March 27, 2018
When iBooks Author was launched in 2011 I reached out to a favorite teacher, and fellow Apple nerd, from high school to geek out about the possibilities it allowed. No longer would schools have to compromise when buying text books. So often most schools simply have to purchase whatever books are put out by the large text book publishers and use them however worked best for their curriculum, skipping around the book as needed. Now each school district could hire professionals in Physics, History, Sociology, and any other subject, to produce textbooks that would be tailored explicitly for their standards and curriculum.
These could be rich, interactive texts where the schools had extra money to hire designers and content creators, but could also be strictly text or simple images based if budgets/subject demanded. iBooks Author allows for beautiful content and layout no matter how rich you wanted to go. They could be built from sections or chapters that are shared around the country, but each district could choose how they fit into the full text, only distributing the parts that were actually relevant to their students. Not to mention the many other potential benefits that come with eBooks like updating the outdated content as needed rather than every 5-10 years, simple linking between chapters as well rich hypertext to outside content like websites and videos, and the much reduced cost in buying one device per student rather than half a dozen overpriced books.
iBooks Author could given schools the power to become more localized. Does your school district have a heavy population of Portuguese language speakers? Add important translations to the beginning of each chapter in a Geology book. Does your town have special significance in a moment in history? You can highlight that in the History text book. And Teachers could have greater voice at each step in the process, working with the writers rather than helplessly reading the books chosen for them. The possibilities were great, as was the potential to change the very broken education system in this country.
Ultimately the great benefit would have been to give individual school districts greater ability to tailor their instruction to their students, rather than casting a national net and holding everyone to the same standards and curriculum.
Obviously iBooks Author and iPads in schools have not had this effect. Why?

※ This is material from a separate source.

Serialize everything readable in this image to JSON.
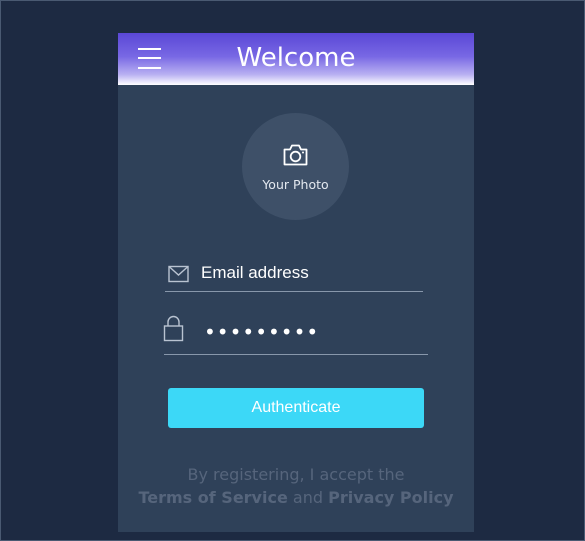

Well, because Chromebooks came out later that year and created a race to the bottom where traditional Keyboard/Mouse/Web based classroom tech got a second wind, instead of allowing schools to move forward and explore new opportunities and possibilities. So now those Chromebooks would be used to go the limited web content supplied by the same old textbooks used by schools all over the country regardless of how relevant they were. Schools now had to consider building rich web sites if they wanted to deploy any custom content, which still had a high barrier of entry, rather than working with a rich, simple to use, WYSIWYG application like iBooks Author (which is now built into Pages.) All I hear from my wife about her Chromebooks are how awful they are, but she keeps buying them for one reason and one reason only, they’re cheaper.
The iPad is slowly reaching it’s price floor, which I estimate to be around $199. Chromebooks could easily fall in price all way down to $49 by using crappier, cheaper parts year after year that give a terrible experience to the students who are forced to use them. The iPad will never be able to be as cheap as Chromebooks. The school only price drop today is not nearly enough to give iPads enough of a grip on the education market to cause any meaningfully change. So for now schools have to compromise on the potential of their students, have to compromise on the privacy of their students by giving them an early presence on one of the largest surveillance companies in the world. The ideas I outlined are still possible, but will be restricted to schools which can afford it. Students like my wife’s, whose school can’t even afford to provide basic educational services they are legally entitled to, will be stuck using Chromebooks for the time being.
Apple’s philosophy here is admirable, and their curricula, “Everyone Can Code” & “Everyone Can Create”, are rich and detailed, but the fact of the matter is that these are not only out of reach of students, but also the teachers who would love to inspire their kids but are crippled by rigorous standards and testing schedules. Apple has great dreams here, but something large will need to change for this dream to be attainable by any significant percentage of our country’s children. The responsibility is on both Apple and schools to create an environment where children can thrive, rather than simply making due with whatever the cheapest solution sold to them is.